Filter task. Return each line of the material that holds the string "入力してください".
RECORDS TO PROCESS section start
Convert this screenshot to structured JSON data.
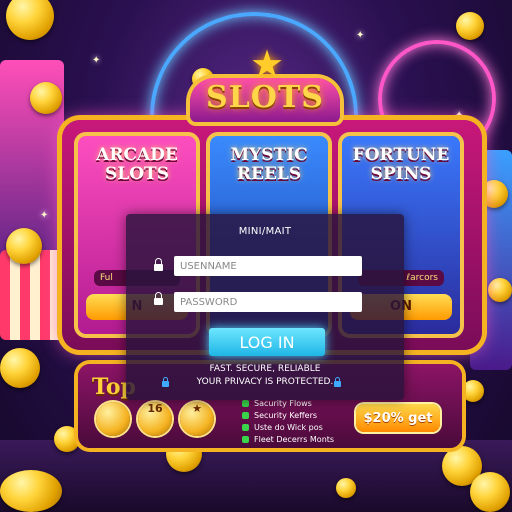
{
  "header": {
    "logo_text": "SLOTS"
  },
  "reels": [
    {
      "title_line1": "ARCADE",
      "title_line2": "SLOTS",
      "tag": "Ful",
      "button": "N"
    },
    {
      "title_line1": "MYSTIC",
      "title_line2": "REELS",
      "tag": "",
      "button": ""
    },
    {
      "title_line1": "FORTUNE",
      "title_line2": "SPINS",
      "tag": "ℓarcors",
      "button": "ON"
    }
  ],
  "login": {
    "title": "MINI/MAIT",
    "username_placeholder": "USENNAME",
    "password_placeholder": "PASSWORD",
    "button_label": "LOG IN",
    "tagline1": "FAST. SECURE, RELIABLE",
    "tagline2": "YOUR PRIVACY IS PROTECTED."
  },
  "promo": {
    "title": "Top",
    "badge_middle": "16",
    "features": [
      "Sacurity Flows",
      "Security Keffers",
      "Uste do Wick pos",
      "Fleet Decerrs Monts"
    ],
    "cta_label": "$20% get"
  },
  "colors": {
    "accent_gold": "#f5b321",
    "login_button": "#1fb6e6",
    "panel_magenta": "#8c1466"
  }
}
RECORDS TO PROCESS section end
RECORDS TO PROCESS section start
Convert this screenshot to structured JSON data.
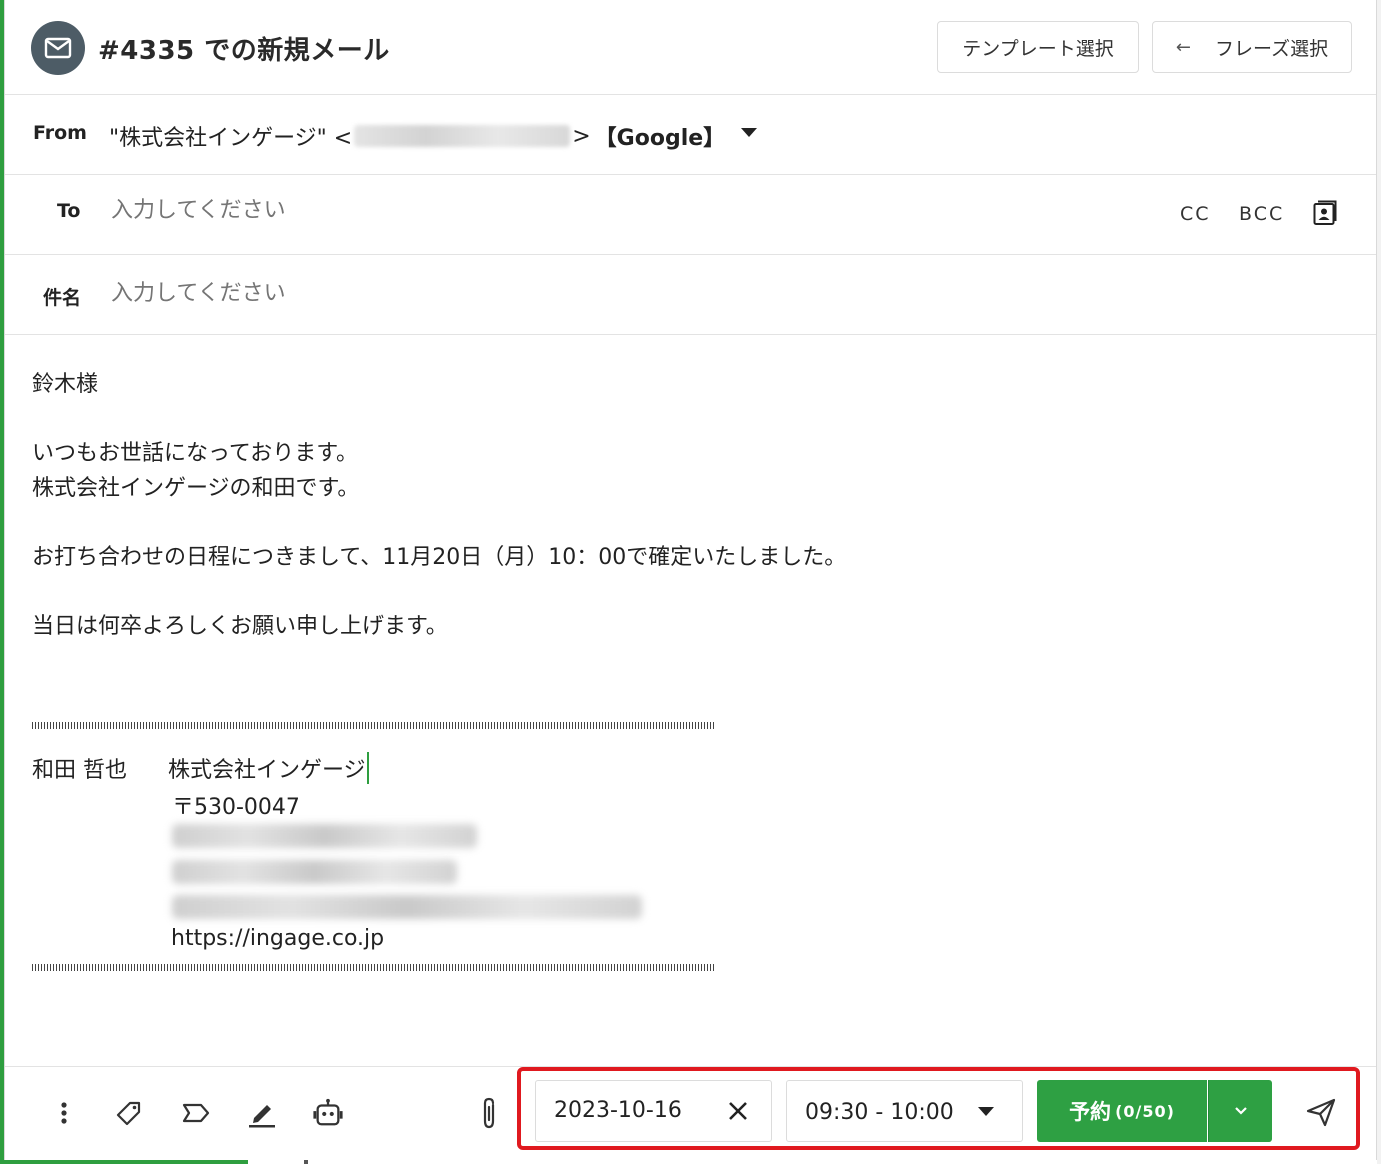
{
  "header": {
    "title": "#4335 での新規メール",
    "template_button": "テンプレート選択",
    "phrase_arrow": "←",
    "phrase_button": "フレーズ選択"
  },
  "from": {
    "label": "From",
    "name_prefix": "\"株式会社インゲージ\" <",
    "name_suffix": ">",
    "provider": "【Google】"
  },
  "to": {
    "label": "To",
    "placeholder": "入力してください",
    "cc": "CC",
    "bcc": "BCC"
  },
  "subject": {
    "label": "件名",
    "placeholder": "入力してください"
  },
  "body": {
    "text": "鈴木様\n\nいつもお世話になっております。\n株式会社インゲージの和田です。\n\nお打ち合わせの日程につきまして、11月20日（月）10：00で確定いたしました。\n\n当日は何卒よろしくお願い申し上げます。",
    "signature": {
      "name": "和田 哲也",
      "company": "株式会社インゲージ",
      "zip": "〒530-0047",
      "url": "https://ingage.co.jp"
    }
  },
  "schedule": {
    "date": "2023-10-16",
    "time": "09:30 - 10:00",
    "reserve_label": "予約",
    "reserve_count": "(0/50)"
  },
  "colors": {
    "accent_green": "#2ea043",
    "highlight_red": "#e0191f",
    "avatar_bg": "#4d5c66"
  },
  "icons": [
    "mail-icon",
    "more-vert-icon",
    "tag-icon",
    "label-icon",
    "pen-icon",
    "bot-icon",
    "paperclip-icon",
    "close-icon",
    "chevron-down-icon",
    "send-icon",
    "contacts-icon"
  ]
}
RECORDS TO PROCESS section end
#### [YOUR SOLUTION]
    "placeholder": "入力してください",
    "placeholder": "入力してください"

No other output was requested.